The decision said that paying ransomware attackers encourages continued attacks on other government systems, as perpetrators financially benefit.
"The United States Conference of Mayors has a vested interest in de-incentivising these attacks to prevent further harm. The United States Conference of Mayors stands united against paying ransoms in the event of an IT security breach."
The resolution adopted this week at the 87th annual meeting of the US Conference of Mayors doesn't have any legal binding, but can be used as an official position to justify administrative actions, for federal authorities and taxpayers. The Conference of Mayors includes over 1,400 mayors from across the US, representing cities with a population of over 30,000.
The organisation said that "at least 170 county, city, or state government systems have experienced a ransomware attack since 2013 and 22 of those attacks have occurred in 2019 alone".
Previous victims include Lynn, Massachusetts, Cartersville, Georgia, Jackson County, Georgia, and Key Biscayne, Florida. The city of Richmond Heights, Ohio, fell victim to a ransomware attack this week.
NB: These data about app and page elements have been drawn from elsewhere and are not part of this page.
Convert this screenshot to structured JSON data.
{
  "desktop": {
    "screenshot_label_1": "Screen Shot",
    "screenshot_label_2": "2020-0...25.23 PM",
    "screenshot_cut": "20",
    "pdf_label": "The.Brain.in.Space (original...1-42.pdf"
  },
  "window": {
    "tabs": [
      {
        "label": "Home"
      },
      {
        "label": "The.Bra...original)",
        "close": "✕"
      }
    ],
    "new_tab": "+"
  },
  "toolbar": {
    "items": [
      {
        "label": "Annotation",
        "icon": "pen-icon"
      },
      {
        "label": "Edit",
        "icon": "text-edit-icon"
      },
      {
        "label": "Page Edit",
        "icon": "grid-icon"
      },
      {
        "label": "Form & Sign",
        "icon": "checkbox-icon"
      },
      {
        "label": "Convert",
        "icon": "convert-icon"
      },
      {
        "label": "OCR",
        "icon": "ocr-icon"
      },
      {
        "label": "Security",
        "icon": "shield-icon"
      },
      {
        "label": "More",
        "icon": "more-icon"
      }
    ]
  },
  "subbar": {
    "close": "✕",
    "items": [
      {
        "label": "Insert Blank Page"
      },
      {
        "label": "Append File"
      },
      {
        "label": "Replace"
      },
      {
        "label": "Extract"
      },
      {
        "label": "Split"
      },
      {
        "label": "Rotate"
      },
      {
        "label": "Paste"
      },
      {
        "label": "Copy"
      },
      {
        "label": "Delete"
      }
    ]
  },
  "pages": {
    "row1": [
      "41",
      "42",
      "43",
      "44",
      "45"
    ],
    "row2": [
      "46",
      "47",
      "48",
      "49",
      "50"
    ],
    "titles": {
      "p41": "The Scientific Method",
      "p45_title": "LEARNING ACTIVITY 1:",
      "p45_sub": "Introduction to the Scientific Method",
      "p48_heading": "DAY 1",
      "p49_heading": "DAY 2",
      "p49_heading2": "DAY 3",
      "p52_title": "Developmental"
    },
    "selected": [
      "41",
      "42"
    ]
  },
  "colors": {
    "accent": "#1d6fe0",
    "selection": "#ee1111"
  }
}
The resolution was put forward by the mayor of Baltimore, Bernard Young, whose city's IT network was infected with ransomware in May this year.
Hackers asked for a $75,000 ransom, but the city declined to pay and restored from backups and rebuilt its IT network. It cost the city more than $18 million.
Two Florida cities paid a combined $1 million to hackers for decryption keys to unlock and recover their data.
Hackers exploit the fact that some cities fail in backing up their data, and are left with no choice but paying to recover crucial documents or face massive fines.
Both the FBI and cyber-security experts usually advise against paying the ransom demand, unless there's no other way to recover data. Everyone is urging municipalities to set up necessary data back-up routines. Most cities pay ransom demands via cyber-insurance policies.